For some women, their previous sexual encounters with men were beyond their control. When we place too much value on the idea of the “gold star” lesbian, we further alienate sexual assault and rape survivors.
By continuing to use the term, we assign moral value to maintaining one’s sexual purity – at least, in the sense of one’s sexual experiences with men. In simpler terms, perpetuating this idea that gold star lesbians are the gold standard creates a hierarchy and puts victims of assault at the lowest tier.
Is It Okay to Label Yourself As a Gold Star Lesbian?
If you want to define yourself as a gold star lesbian, there really isn’t anything holding you back. But, you have to bear in mind that you cannot attach moral value or measure the validity of one’s lesbian-ness based on who they’ve slept with in the past. After all, your sexual orientation is defined by you and you alone – not external factors or prejudice, and definitely not another woman’s or man’s opinion of you.
Throughout history, cisgender, heterosexual men have tried to define and control women’s sexuality all for the sake of maintaining dominance. Lesbians essentially subvert everything that men want from women, and so they’ve been vilified all through history.

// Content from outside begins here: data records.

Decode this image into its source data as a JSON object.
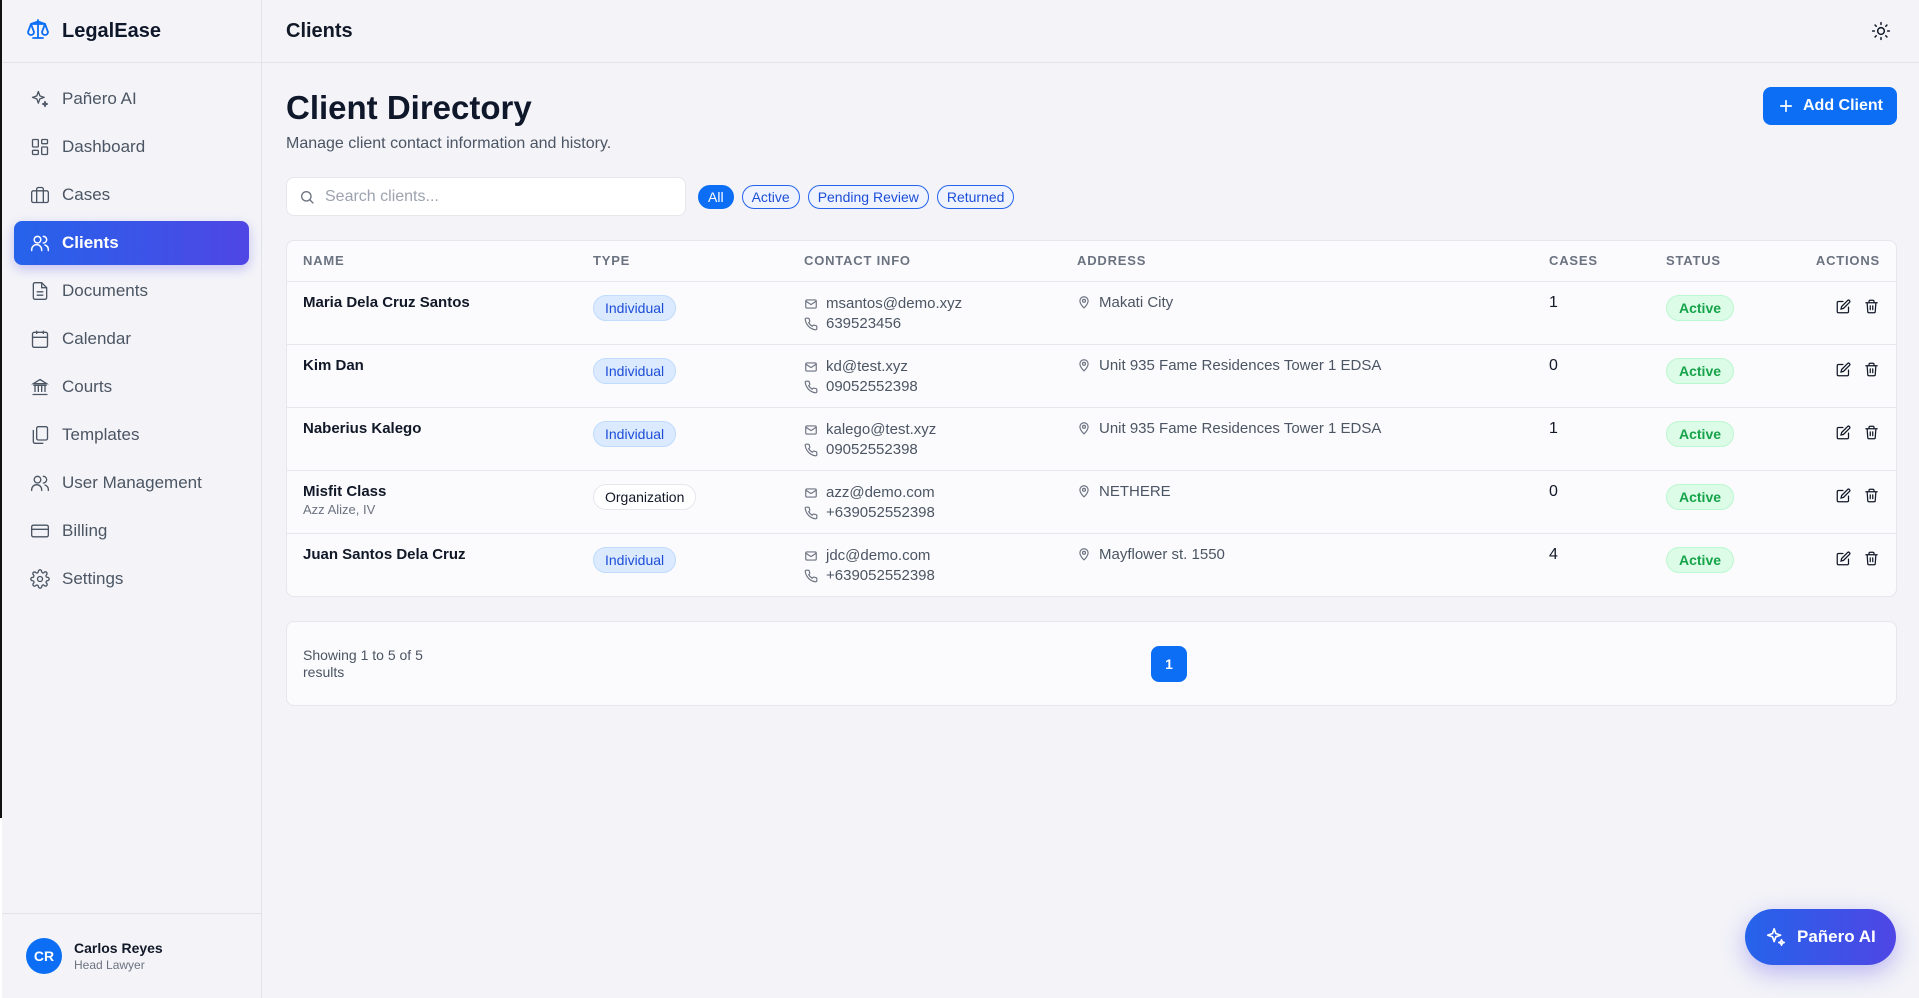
{
  "brand": {
    "name": "LegalEase"
  },
  "sidebar": {
    "items": [
      {
        "label": "Pañero AI",
        "icon": "sparkles-icon"
      },
      {
        "label": "Dashboard",
        "icon": "dashboard-icon"
      },
      {
        "label": "Cases",
        "icon": "briefcase-icon"
      },
      {
        "label": "Clients",
        "icon": "users-icon",
        "active": true
      },
      {
        "label": "Documents",
        "icon": "document-icon"
      },
      {
        "label": "Calendar",
        "icon": "calendar-icon"
      },
      {
        "label": "Courts",
        "icon": "courthouse-icon"
      },
      {
        "label": "Templates",
        "icon": "templates-icon"
      },
      {
        "label": "User Management",
        "icon": "user-management-icon"
      },
      {
        "label": "Billing",
        "icon": "credit-card-icon"
      },
      {
        "label": "Settings",
        "icon": "gear-icon"
      }
    ],
    "user": {
      "initials": "CR",
      "name": "Carlos Reyes",
      "role": "Head Lawyer"
    }
  },
  "topbar": {
    "title": "Clients"
  },
  "page": {
    "title": "Client Directory",
    "subtitle": "Manage client contact information and history.",
    "add_label": "Add Client"
  },
  "search": {
    "placeholder": "Search clients...",
    "value": ""
  },
  "filters": [
    {
      "label": "All",
      "active": true
    },
    {
      "label": "Active"
    },
    {
      "label": "Pending Review"
    },
    {
      "label": "Returned"
    }
  ],
  "table": {
    "columns": [
      "NAME",
      "TYPE",
      "CONTACT INFO",
      "ADDRESS",
      "CASES",
      "STATUS",
      "ACTIONS"
    ],
    "rows": [
      {
        "name": "Maria Dela Cruz Santos",
        "sub": "",
        "type": "Individual",
        "email": "msantos@demo.xyz",
        "phone": "639523456",
        "address": "Makati City",
        "cases": "1",
        "status": "Active"
      },
      {
        "name": "Kim Dan",
        "sub": "",
        "type": "Individual",
        "email": "kd@test.xyz",
        "phone": "09052552398",
        "address": "Unit 935 Fame Residences Tower 1 EDSA",
        "cases": "0",
        "status": "Active"
      },
      {
        "name": "Naberius Kalego",
        "sub": "",
        "type": "Individual",
        "email": "kalego@test.xyz",
        "phone": "09052552398",
        "address": "Unit 935 Fame Residences Tower 1 EDSA",
        "cases": "1",
        "status": "Active"
      },
      {
        "name": "Misfit Class",
        "sub": "Azz Alize, IV",
        "type": "Organization",
        "email": "azz@demo.com",
        "phone": "+639052552398",
        "address": "NETHERE",
        "cases": "0",
        "status": "Active"
      },
      {
        "name": "Juan Santos Dela Cruz",
        "sub": "",
        "type": "Individual",
        "email": "jdc@demo.com",
        "phone": "+639052552398",
        "address": "Mayflower st. 1550",
        "cases": "4",
        "status": "Active"
      }
    ]
  },
  "pagination": {
    "summary": "Showing 1 to 5 of 5 results",
    "current_page": "1"
  },
  "fab": {
    "label": "Pañero AI"
  },
  "colors": {
    "primary": "#0b6ef5",
    "accent": "#4f46e5",
    "success": "#16a34a"
  }
}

Whether the concept of the “gold star lesbian” exists as a way for lesbians to take pride in the fact that they firmly refused to give in to compulsory heterosexuality is up for debate. Nevertheless, it shouldn’t be a reason to make trans and non-binary lesbians, as well as bisexuals, feel less than for simply being who they are.
At the end of the day, the concept of the “gold star lesbian” is more than just outdated in 2022 – it also reinforces negative stereotypes about queer people, excludes other lesbians and queer women, minimizes the struggle of dealing with comphet, and alienates victims of sexual assault. So, yes, it’s time to retire the term “gold star” for good.
Related: What’s it like to be visibly bisexual? It’s others constantly telling you who you are